Records excerpted from a collection:
= = = = = = =

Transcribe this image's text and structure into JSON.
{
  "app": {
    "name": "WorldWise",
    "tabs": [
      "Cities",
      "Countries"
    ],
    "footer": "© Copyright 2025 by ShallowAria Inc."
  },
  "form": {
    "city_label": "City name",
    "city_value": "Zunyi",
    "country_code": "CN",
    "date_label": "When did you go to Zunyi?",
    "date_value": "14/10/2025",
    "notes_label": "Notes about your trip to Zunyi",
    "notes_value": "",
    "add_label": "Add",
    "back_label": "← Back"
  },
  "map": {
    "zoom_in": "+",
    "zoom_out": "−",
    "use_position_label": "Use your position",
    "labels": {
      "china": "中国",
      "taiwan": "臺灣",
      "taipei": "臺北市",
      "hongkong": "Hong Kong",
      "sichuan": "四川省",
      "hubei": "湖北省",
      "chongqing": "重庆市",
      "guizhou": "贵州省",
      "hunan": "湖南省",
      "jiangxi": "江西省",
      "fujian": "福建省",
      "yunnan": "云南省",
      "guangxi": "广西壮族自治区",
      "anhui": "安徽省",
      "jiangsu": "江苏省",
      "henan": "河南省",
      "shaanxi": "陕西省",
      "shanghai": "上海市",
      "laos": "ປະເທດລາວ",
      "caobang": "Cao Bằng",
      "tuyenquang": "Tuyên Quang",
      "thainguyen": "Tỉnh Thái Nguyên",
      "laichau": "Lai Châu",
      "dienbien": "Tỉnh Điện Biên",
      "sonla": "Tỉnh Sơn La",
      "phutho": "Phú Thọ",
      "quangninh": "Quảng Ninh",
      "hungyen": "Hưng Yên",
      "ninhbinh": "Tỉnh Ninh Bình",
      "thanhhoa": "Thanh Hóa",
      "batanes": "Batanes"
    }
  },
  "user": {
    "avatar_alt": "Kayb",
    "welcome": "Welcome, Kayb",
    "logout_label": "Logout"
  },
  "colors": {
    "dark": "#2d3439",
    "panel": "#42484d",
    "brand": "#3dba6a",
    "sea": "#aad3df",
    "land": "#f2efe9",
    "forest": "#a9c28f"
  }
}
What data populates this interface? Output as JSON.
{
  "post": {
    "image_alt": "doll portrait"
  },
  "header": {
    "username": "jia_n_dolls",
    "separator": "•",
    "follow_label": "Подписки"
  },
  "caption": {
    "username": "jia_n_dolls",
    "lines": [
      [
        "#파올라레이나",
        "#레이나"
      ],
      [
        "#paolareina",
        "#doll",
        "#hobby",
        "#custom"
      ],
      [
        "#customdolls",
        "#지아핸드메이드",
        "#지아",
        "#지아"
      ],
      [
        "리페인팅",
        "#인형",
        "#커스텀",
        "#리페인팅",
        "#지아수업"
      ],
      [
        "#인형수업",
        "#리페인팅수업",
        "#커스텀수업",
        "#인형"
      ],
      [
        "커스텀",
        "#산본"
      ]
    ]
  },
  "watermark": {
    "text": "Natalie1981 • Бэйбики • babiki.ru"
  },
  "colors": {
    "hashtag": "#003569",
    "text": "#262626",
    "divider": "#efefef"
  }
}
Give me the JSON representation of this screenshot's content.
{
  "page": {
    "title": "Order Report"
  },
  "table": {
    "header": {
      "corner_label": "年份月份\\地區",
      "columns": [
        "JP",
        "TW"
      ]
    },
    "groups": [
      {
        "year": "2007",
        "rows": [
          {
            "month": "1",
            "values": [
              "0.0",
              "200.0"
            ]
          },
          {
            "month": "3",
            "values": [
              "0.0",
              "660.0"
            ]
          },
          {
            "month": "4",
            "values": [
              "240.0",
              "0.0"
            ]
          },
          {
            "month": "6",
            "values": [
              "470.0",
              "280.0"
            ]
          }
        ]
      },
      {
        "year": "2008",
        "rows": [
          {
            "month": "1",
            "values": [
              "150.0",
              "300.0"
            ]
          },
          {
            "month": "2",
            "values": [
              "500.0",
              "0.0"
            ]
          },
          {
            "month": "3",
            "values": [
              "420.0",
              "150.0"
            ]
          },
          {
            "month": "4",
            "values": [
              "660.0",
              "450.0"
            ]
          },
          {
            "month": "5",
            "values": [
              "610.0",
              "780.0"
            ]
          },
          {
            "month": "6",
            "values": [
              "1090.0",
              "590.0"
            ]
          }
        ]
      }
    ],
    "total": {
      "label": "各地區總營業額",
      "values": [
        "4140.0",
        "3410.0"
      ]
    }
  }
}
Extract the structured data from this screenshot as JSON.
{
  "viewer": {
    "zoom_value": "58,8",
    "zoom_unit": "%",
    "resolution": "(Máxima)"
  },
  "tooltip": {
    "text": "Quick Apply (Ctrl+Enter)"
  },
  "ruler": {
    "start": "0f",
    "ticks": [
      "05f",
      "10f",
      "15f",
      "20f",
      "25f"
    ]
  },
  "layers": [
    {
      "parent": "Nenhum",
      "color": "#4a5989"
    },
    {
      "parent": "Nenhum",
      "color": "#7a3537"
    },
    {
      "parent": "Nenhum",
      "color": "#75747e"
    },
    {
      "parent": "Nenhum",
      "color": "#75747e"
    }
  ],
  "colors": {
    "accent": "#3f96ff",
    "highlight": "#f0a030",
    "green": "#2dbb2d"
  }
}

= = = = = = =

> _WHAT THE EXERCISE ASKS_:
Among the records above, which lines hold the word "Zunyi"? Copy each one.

> _SOLUTION TO THIS EXERCISE_:
    "city_value": "Zunyi",
    "date_label": "When did you go to Zunyi?",
    "notes_label": "Notes about your trip to Zunyi",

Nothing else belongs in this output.